_EXERCISE DESCRIPTION_
Please copy each line below that contains the string "label".

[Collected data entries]
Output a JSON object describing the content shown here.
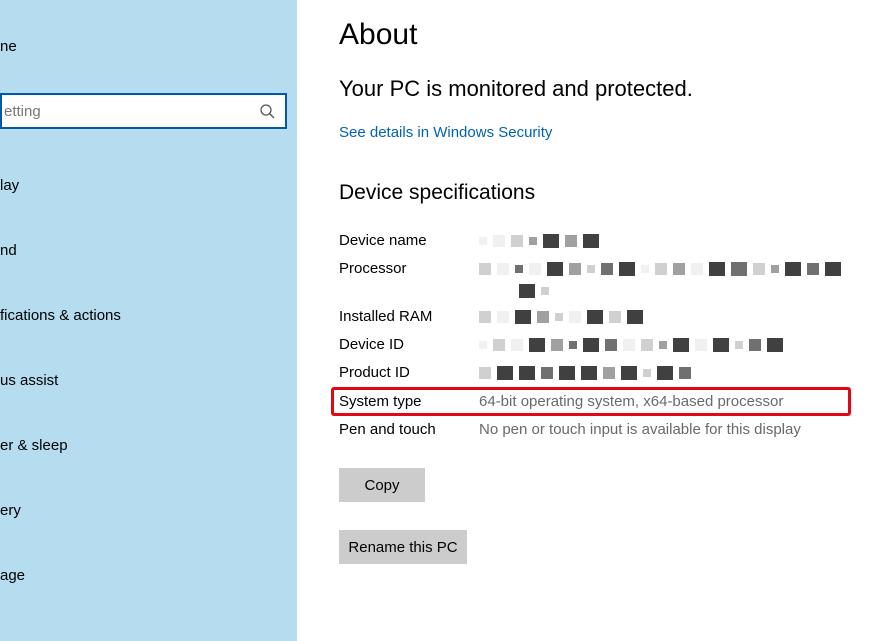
{
  "sidebar": {
    "home": "ne",
    "search": {
      "placeholder": "etting"
    },
    "items": [
      "lay",
      "nd",
      "fications & actions",
      "us assist",
      "er & sleep",
      "ery",
      "age"
    ]
  },
  "main": {
    "title": "About",
    "status": "Your PC is monitored and protected.",
    "security_link": "See details in Windows Security",
    "section_title": "Device specifications",
    "specs": {
      "device_name": {
        "label": "Device name"
      },
      "processor": {
        "label": "Processor"
      },
      "installed_ram": {
        "label": "Installed RAM"
      },
      "device_id": {
        "label": "Device ID"
      },
      "product_id": {
        "label": "Product ID"
      },
      "system_type": {
        "label": "System type",
        "value": "64-bit operating system, x64-based processor"
      },
      "pen_touch": {
        "label": "Pen and touch",
        "value": "No pen or touch input is available for this display"
      }
    },
    "buttons": {
      "copy": "Copy",
      "rename": "Rename this PC"
    }
  }
}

_TASK ANSWER_
        "label": "Device name"
        "label": "Processor"
        "label": "Installed RAM"
        "label": "Device ID"
        "label": "Product ID"
        "label": "System type",
        "label": "Pen and touch",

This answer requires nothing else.